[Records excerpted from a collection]
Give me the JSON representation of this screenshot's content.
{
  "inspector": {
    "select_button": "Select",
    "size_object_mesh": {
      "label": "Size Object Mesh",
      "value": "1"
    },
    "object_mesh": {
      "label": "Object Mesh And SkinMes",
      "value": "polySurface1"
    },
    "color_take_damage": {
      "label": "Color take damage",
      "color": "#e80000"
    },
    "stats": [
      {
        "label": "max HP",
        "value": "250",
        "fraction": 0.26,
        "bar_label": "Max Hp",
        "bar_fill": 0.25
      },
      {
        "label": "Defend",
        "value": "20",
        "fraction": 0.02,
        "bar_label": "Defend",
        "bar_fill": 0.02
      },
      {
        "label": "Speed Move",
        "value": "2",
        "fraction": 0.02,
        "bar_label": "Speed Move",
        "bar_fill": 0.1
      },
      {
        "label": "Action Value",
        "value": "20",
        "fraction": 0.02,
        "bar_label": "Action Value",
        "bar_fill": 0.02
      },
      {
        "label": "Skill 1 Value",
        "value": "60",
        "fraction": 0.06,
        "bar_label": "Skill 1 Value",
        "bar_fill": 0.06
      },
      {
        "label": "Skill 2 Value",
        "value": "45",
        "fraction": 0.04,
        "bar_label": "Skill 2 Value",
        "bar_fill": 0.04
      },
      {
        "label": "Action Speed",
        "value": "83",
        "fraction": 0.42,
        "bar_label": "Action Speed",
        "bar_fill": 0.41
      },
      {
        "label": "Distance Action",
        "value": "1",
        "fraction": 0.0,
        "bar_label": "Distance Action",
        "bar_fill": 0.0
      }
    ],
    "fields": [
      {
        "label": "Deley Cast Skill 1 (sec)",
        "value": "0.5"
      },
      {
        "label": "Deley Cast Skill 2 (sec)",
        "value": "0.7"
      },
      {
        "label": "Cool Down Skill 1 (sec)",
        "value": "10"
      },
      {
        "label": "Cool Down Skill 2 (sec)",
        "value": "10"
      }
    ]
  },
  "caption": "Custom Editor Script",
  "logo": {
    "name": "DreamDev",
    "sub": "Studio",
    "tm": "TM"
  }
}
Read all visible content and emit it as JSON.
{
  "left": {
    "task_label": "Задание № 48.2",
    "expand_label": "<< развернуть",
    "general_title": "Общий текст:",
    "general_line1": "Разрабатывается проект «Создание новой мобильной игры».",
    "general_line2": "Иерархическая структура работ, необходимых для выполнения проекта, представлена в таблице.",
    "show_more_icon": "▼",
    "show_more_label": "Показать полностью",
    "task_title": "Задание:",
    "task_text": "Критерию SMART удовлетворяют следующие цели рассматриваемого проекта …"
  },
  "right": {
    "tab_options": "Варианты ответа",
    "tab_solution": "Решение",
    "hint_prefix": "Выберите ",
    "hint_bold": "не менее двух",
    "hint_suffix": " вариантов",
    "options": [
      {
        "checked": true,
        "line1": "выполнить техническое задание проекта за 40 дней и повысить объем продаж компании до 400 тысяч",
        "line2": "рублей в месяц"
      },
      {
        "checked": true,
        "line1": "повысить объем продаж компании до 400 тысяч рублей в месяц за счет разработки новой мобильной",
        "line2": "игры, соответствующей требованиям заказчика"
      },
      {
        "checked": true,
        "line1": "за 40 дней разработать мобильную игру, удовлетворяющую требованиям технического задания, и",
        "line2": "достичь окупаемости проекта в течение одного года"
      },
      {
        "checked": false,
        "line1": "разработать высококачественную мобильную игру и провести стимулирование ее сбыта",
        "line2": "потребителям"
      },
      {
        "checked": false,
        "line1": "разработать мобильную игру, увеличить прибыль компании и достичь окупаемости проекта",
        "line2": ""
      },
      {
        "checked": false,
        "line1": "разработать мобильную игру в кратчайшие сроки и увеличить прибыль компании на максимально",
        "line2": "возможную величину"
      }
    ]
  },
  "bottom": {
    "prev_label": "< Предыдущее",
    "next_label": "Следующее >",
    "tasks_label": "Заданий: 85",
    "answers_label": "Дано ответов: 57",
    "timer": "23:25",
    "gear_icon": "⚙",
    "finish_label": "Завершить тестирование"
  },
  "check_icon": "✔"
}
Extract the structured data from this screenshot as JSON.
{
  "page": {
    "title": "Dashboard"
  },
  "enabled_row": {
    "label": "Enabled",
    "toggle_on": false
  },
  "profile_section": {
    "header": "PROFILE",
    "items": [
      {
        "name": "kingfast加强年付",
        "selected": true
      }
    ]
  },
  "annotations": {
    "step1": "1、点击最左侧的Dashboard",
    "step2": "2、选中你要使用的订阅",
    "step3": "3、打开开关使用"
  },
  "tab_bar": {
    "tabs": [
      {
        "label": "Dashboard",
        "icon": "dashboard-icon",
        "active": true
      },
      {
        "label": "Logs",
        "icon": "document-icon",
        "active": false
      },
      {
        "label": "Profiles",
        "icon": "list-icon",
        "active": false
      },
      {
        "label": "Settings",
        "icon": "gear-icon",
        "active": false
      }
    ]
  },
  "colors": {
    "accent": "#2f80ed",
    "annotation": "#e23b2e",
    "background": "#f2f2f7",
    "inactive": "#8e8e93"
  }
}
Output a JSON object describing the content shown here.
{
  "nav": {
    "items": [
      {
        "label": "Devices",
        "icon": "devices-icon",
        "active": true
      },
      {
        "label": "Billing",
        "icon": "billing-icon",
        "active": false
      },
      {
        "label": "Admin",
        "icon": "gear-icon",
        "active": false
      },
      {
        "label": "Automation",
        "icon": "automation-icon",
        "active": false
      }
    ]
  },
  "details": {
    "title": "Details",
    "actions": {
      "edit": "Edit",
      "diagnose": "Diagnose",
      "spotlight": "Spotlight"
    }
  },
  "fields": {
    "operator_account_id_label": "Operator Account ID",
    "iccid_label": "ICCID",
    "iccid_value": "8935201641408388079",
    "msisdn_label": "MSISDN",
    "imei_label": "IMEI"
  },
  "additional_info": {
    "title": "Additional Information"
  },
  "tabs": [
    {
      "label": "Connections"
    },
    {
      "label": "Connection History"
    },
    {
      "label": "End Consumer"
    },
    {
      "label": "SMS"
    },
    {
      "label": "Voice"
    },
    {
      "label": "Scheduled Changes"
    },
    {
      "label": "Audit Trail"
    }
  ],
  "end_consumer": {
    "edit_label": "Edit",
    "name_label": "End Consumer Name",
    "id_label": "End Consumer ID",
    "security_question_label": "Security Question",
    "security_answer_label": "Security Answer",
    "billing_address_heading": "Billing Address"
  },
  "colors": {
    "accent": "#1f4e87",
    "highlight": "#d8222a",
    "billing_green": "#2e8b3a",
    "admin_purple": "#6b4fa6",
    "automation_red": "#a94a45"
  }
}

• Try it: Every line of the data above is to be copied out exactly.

• Response for this exercise:
Give me the JSON representation of this screenshot's content.
{
  "inspector": {
    "select_button": "Select",
    "size_object_mesh": {
      "label": "Size Object Mesh",
      "value": "1"
    },
    "object_mesh": {
      "label": "Object Mesh And SkinMes",
      "value": "polySurface1"
    },
    "color_take_damage": {
      "label": "Color take damage",
      "color": "#e80000"
    },
    "stats": [
      {
        "label": "max HP",
        "value": "250",
        "fraction": 0.26,
        "bar_label": "Max Hp",
        "bar_fill": 0.25
      },
      {
        "label": "Defend",
        "value": "20",
        "fraction": 0.02,
        "bar_label": "Defend",
        "bar_fill": 0.02
      },
      {
        "label": "Speed Move",
        "value": "2",
        "fraction": 0.02,
        "bar_label": "Speed Move",
        "bar_fill": 0.1
      },
      {
        "label": "Action Value",
        "value": "20",
        "fraction": 0.02,
        "bar_label": "Action Value",
        "bar_fill": 0.02
      },
      {
        "label": "Skill 1 Value",
        "value": "60",
        "fraction": 0.06,
        "bar_label": "Skill 1 Value",
        "bar_fill": 0.06
      },
      {
        "label": "Skill 2 Value",
        "value": "45",
        "fraction": 0.04,
        "bar_label": "Skill 2 Value",
        "bar_fill": 0.04
      },
      {
        "label": "Action Speed",
        "value": "83",
        "fraction": 0.42,
        "bar_label": "Action Speed",
        "bar_fill": 0.41
      },
      {
        "label": "Distance Action",
        "value": "1",
        "fraction": 0.0,
        "bar_label": "Distance Action",
        "bar_fill": 0.0
      }
    ],
    "fields": [
      {
        "label": "Deley Cast Skill 1 (sec)",
        "value": "0.5"
      },
      {
        "label": "Deley Cast Skill 2 (sec)",
        "value": "0.7"
      },
      {
        "label": "Cool Down Skill 1 (sec)",
        "value": "10"
      },
      {
        "label": "Cool Down Skill 2 (sec)",
        "value": "10"
      }
    ]
  },
  "caption": "Custom Editor Script",
  "logo": {
    "name": "DreamDev",
    "sub": "Studio",
    "tm": "TM"
  }
}
Read all visible content and emit it as JSON.
{
  "left": {
    "task_label": "Задание № 48.2",
    "expand_label": "<< развернуть",
    "general_title": "Общий текст:",
    "general_line1": "Разрабатывается проект «Создание новой мобильной игры».",
    "general_line2": "Иерархическая структура работ, необходимых для выполнения проекта, представлена в таблице.",
    "show_more_icon": "▼",
    "show_more_label": "Показать полностью",
    "task_title": "Задание:",
    "task_text": "Критерию SMART удовлетворяют следующие цели рассматриваемого проекта …"
  },
  "right": {
    "tab_options": "Варианты ответа",
    "tab_solution": "Решение",
    "hint_prefix": "Выберите ",
    "hint_bold": "не менее двух",
    "hint_suffix": " вариантов",
    "options": [
      {
        "checked": true,
        "line1": "выполнить техническое задание проекта за 40 дней и повысить объем продаж компании до 400 тысяч",
        "line2": "рублей в месяц"
      },
      {
        "checked": true,
        "line1": "повысить объем продаж компании до 400 тысяч рублей в месяц за счет разработки новой мобильной",
        "line2": "игры, соответствующей требованиям заказчика"
      },
      {
        "checked": true,
        "line1": "за 40 дней разработать мобильную игру, удовлетворяющую требованиям технического задания, и",
        "line2": "достичь окупаемости проекта в течение одного года"
      },
      {
        "checked": false,
        "line1": "разработать высококачественную мобильную игру и провести стимулирование ее сбыта",
        "line2": "потребителям"
      },
      {
        "checked": false,
        "line1": "разработать мобильную игру, увеличить прибыль компании и достичь окупаемости проекта",
        "line2": ""
      },
      {
        "checked": false,
        "line1": "разработать мобильную игру в кратчайшие сроки и увеличить прибыль компании на максимально",
        "line2": "возможную величину"
      }
    ]
  },
  "bottom": {
    "prev_label": "< Предыдущее",
    "next_label": "Следующее >",
    "tasks_label": "Заданий: 85",
    "answers_label": "Дано ответов: 57",
    "timer": "23:25",
    "gear_icon": "⚙",
    "finish_label": "Завершить тестирование"
  },
  "check_icon": "✔"
}
Extract the structured data from this screenshot as JSON.
{
  "page": {
    "title": "Dashboard"
  },
  "enabled_row": {
    "label": "Enabled",
    "toggle_on": false
  },
  "profile_section": {
    "header": "PROFILE",
    "items": [
      {
        "name": "kingfast加强年付",
        "selected": true
      }
    ]
  },
  "annotations": {
    "step1": "1、点击最左侧的Dashboard",
    "step2": "2、选中你要使用的订阅",
    "step3": "3、打开开关使用"
  },
  "tab_bar": {
    "tabs": [
      {
        "label": "Dashboard",
        "icon": "dashboard-icon",
        "active": true
      },
      {
        "label": "Logs",
        "icon": "document-icon",
        "active": false
      },
      {
        "label": "Profiles",
        "icon": "list-icon",
        "active": false
      },
      {
        "label": "Settings",
        "icon": "gear-icon",
        "active": false
      }
    ]
  },
  "colors": {
    "accent": "#2f80ed",
    "annotation": "#e23b2e",
    "background": "#f2f2f7",
    "inactive": "#8e8e93"
  }
}
Output a JSON object describing the content shown here.
{
  "nav": {
    "items": [
      {
        "label": "Devices",
        "icon": "devices-icon",
        "active": true
      },
      {
        "label": "Billing",
        "icon": "billing-icon",
        "active": false
      },
      {
        "label": "Admin",
        "icon": "gear-icon",
        "active": false
      },
      {
        "label": "Automation",
        "icon": "automation-icon",
        "active": false
      }
    ]
  },
  "details": {
    "title": "Details",
    "actions": {
      "edit": "Edit",
      "diagnose": "Diagnose",
      "spotlight": "Spotlight"
    }
  },
  "fields": {
    "operator_account_id_label": "Operator Account ID",
    "iccid_label": "ICCID",
    "iccid_value": "8935201641408388079",
    "msisdn_label": "MSISDN",
    "imei_label": "IMEI"
  },
  "additional_info": {
    "title": "Additional Information"
  },
  "tabs": [
    {
      "label": "Connections"
    },
    {
      "label": "Connection History"
    },
    {
      "label": "End Consumer"
    },
    {
      "label": "SMS"
    },
    {
      "label": "Voice"
    },
    {
      "label": "Scheduled Changes"
    },
    {
      "label": "Audit Trail"
    }
  ],
  "end_consumer": {
    "edit_label": "Edit",
    "name_label": "End Consumer Name",
    "id_label": "End Consumer ID",
    "security_question_label": "Security Question",
    "security_answer_label": "Security Answer",
    "billing_address_heading": "Billing Address"
  },
  "colors": {
    "accent": "#1f4e87",
    "highlight": "#d8222a",
    "billing_green": "#2e8b3a",
    "admin_purple": "#6b4fa6",
    "automation_red": "#a94a45"
  }
}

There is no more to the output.